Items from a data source

------------------------------------

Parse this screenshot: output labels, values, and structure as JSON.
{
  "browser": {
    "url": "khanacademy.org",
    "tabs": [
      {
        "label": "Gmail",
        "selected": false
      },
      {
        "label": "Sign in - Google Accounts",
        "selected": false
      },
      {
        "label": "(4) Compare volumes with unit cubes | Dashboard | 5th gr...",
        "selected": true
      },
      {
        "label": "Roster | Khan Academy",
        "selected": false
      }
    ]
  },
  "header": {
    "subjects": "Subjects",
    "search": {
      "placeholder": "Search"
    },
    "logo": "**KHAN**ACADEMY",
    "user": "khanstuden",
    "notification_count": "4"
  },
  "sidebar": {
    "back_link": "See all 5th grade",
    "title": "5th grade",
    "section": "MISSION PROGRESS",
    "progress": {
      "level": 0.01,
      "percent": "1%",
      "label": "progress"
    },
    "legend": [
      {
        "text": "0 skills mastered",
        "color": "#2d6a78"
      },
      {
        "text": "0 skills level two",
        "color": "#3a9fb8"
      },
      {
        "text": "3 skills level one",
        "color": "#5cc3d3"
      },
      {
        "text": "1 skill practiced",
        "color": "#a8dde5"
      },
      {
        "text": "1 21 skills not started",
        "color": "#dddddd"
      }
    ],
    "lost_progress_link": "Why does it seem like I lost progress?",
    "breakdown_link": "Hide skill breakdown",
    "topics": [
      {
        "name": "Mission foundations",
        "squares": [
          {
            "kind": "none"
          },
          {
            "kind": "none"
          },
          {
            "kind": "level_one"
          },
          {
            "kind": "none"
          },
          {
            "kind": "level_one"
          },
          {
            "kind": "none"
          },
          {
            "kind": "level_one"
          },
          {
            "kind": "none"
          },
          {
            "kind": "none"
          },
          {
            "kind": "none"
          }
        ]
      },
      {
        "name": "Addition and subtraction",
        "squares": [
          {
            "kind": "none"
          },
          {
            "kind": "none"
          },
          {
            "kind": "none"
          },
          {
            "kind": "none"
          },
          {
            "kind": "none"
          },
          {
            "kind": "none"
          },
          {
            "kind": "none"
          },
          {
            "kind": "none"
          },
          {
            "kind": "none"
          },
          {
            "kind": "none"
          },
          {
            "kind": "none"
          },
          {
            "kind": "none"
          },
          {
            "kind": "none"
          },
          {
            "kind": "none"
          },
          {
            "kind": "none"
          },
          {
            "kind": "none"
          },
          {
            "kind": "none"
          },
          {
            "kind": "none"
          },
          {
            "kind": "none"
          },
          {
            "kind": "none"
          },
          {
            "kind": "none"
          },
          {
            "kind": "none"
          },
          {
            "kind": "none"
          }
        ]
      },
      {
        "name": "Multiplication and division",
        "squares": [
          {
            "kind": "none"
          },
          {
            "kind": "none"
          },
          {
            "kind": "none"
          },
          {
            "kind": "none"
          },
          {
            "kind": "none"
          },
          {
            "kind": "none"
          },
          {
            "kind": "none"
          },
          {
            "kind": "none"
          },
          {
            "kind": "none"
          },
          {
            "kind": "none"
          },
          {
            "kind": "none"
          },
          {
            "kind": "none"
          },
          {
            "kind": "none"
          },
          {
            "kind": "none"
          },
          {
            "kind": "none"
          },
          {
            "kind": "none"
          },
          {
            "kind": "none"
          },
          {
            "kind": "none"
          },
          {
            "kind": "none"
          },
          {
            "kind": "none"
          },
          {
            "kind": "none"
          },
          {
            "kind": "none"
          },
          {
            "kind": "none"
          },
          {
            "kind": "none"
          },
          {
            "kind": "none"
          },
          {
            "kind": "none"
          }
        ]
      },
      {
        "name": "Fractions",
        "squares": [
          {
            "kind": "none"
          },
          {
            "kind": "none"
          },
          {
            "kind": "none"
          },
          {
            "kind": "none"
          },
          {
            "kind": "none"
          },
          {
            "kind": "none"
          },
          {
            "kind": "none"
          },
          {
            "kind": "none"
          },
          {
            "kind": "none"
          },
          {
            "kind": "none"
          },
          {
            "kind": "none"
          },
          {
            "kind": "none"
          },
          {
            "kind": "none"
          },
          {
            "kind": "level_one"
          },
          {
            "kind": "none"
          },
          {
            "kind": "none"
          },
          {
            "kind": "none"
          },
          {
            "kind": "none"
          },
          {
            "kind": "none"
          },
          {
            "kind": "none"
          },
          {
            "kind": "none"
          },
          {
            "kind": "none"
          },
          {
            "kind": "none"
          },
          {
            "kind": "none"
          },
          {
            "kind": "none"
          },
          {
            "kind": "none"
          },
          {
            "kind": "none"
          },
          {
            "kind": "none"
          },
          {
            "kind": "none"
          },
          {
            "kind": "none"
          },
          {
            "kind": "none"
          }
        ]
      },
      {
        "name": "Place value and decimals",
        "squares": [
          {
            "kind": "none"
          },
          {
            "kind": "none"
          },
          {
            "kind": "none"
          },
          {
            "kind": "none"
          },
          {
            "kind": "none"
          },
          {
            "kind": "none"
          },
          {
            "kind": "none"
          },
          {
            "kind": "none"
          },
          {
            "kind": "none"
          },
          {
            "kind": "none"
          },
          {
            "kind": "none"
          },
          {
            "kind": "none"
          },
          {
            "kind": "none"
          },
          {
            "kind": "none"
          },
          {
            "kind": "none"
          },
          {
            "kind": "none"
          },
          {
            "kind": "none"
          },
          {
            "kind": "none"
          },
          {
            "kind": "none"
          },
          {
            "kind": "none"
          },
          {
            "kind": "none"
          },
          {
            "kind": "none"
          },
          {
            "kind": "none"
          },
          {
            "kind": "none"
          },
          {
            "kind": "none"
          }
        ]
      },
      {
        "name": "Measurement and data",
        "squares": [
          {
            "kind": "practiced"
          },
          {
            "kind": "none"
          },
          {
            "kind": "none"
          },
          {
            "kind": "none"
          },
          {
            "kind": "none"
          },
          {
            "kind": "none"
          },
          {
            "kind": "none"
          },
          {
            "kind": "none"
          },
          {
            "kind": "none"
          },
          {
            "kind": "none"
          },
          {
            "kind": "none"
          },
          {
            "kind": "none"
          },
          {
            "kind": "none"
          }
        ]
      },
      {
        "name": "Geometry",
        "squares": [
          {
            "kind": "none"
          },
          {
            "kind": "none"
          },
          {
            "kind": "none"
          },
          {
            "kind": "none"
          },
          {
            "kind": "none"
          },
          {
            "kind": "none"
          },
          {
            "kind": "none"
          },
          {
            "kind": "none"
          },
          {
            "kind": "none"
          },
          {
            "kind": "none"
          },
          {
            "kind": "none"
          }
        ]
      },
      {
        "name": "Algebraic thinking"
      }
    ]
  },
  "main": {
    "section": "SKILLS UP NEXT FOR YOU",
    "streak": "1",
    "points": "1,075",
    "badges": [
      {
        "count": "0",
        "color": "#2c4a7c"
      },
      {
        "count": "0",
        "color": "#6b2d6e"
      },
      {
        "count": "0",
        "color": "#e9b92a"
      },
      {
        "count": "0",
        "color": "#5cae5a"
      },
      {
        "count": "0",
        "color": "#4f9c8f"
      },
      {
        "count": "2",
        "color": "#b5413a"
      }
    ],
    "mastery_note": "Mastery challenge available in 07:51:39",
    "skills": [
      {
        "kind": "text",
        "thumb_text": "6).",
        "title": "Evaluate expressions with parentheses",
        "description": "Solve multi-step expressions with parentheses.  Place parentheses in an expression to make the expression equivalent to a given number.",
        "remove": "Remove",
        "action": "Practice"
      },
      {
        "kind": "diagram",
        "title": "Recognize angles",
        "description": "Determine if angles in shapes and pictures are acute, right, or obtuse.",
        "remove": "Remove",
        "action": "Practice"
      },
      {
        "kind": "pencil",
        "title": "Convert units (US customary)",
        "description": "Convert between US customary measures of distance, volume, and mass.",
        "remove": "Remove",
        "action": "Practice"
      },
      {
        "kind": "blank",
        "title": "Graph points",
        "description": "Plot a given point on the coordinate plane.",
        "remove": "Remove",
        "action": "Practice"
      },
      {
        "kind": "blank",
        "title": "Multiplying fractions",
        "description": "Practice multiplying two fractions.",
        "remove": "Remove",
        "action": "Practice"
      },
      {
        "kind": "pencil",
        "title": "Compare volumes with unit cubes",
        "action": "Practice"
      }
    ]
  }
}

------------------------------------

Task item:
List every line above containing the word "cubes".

Reply to the task:
        "label": "(4) Compare volumes with unit cubes | Dashboard | 5th gr...",
        "title": "Compare volumes with unit cubes",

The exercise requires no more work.